**Task description:**
Locate the string "this" in the listing below. Copy every line where it is found.

**Stored data:**
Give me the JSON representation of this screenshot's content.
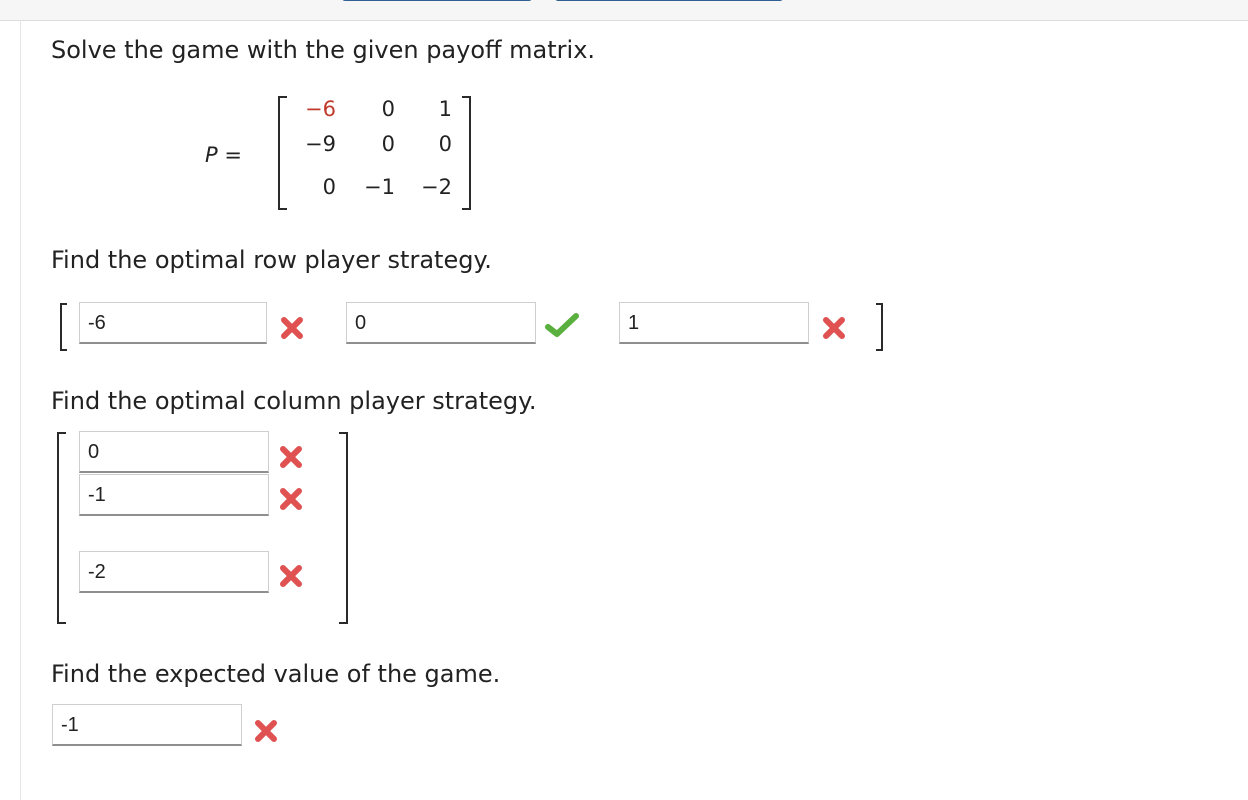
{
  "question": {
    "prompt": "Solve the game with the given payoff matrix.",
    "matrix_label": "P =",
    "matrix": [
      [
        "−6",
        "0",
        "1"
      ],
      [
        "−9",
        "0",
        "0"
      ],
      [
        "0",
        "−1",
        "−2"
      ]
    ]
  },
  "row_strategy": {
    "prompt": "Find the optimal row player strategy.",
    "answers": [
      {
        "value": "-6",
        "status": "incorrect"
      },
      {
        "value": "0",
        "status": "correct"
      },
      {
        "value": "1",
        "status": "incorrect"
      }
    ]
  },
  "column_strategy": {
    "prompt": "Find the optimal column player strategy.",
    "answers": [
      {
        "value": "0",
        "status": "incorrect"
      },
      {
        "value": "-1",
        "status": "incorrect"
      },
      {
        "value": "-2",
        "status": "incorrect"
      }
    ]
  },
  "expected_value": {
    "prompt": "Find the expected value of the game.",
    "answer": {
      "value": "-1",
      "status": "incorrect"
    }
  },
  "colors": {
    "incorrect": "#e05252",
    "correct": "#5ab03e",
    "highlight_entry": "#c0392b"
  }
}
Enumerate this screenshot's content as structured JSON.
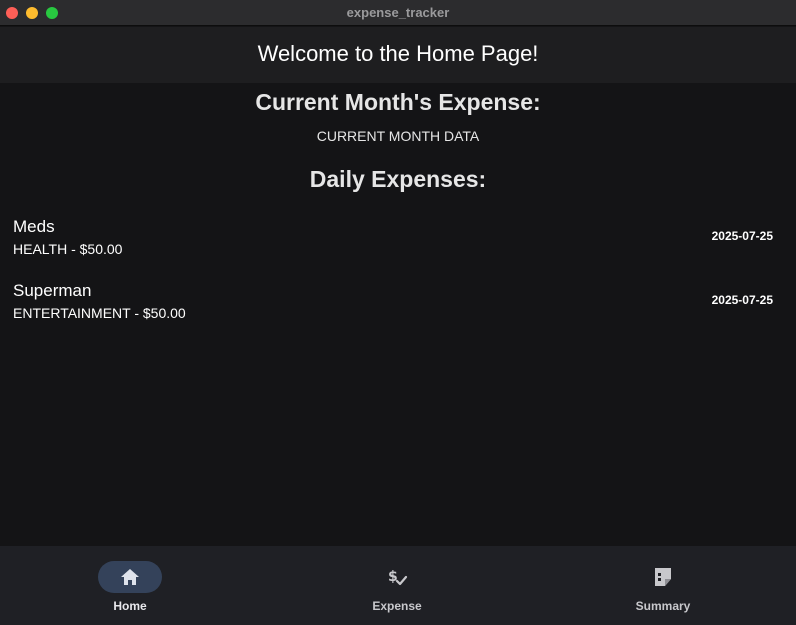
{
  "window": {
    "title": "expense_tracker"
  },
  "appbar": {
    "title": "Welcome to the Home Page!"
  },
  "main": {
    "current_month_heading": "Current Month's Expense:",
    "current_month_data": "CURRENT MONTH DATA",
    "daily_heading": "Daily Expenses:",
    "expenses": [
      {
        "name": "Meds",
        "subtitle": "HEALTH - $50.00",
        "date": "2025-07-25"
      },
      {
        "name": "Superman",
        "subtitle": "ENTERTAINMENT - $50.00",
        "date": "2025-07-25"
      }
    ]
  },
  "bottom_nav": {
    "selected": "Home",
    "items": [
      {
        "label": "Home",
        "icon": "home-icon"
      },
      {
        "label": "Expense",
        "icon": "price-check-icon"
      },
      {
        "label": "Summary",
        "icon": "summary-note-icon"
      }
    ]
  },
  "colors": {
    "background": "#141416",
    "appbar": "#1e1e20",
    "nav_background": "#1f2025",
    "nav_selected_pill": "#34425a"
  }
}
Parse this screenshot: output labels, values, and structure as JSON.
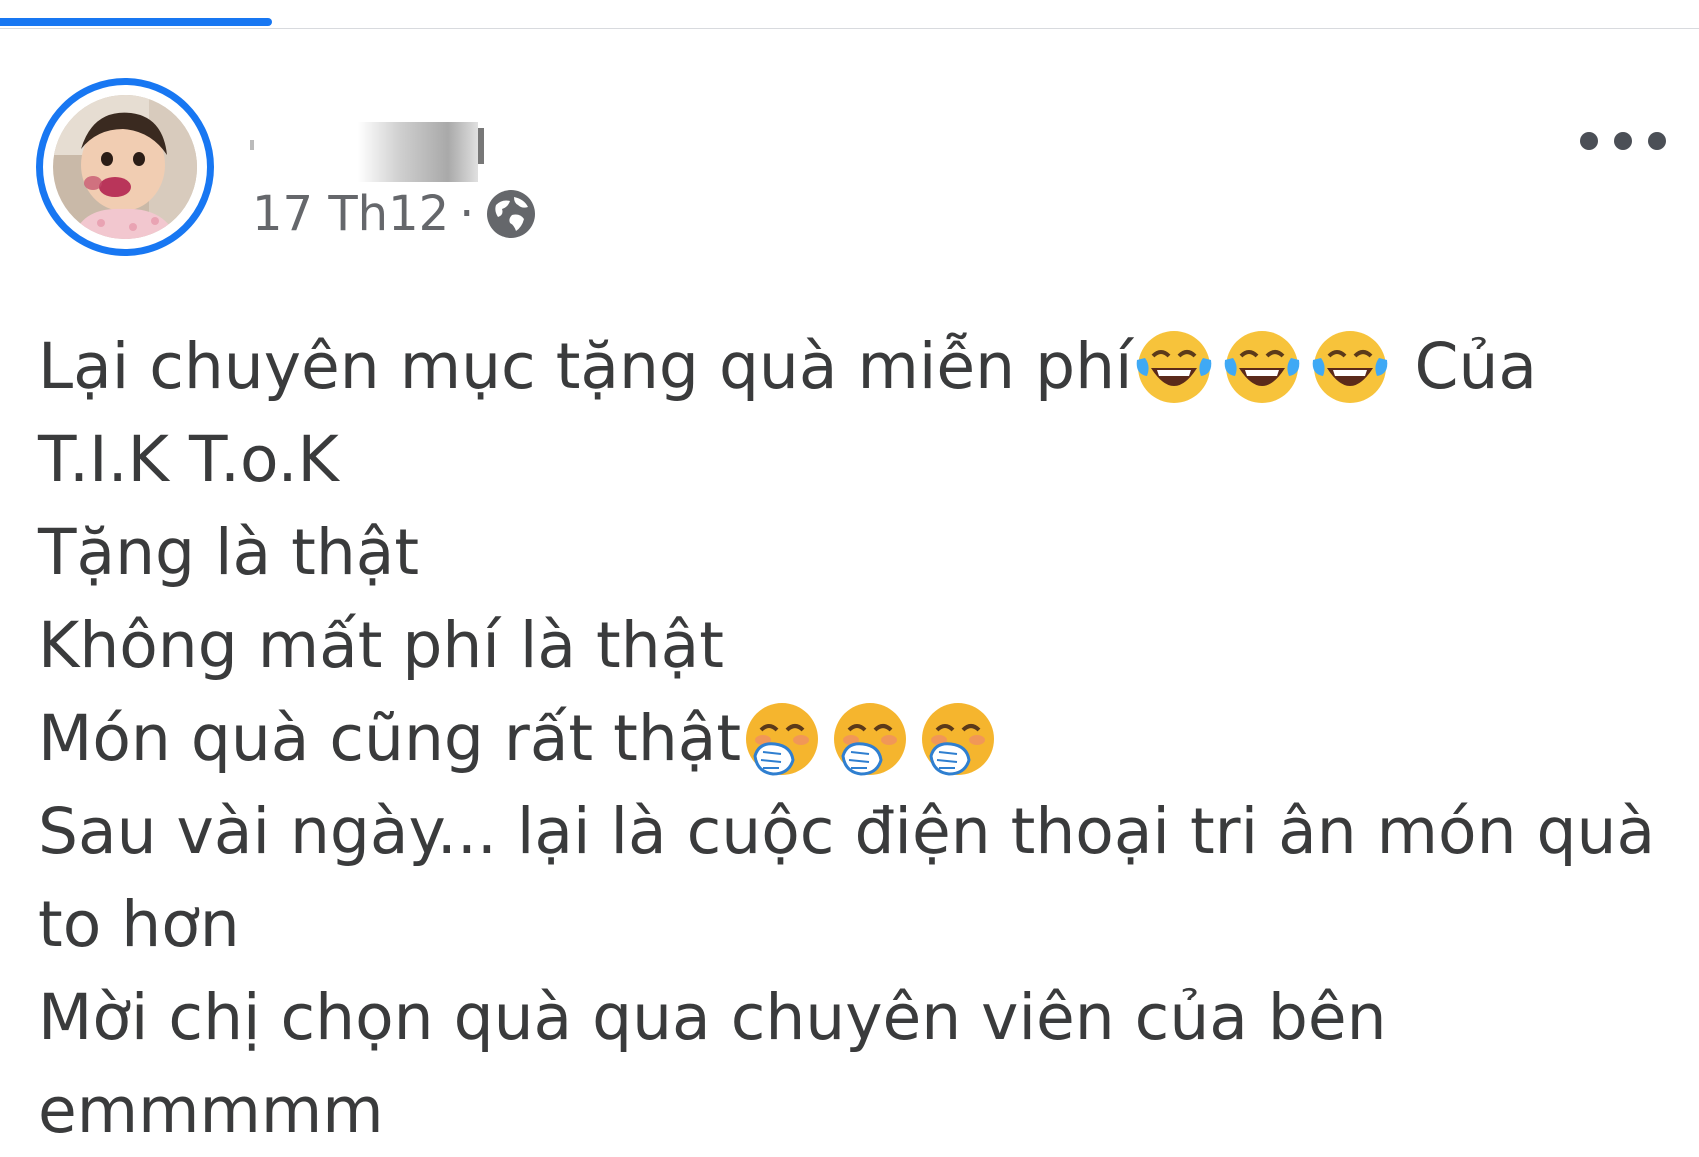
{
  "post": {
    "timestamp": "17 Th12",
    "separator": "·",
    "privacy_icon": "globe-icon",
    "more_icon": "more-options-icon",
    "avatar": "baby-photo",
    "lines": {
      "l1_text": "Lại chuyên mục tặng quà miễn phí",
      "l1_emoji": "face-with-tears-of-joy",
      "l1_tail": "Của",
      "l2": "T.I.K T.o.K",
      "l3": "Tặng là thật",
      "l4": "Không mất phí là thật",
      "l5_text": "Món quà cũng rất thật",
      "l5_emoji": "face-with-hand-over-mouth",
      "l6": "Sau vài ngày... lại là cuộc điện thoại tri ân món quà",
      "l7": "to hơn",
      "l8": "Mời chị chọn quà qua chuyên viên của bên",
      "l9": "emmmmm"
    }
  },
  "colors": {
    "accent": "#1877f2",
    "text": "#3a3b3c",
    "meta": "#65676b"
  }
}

**Answer:**
Give me the JSON representation of this screenshot's content.
Enumerate this screenshot's content as structured JSON.
Parse this screenshot: output labels, values, and structure as JSON.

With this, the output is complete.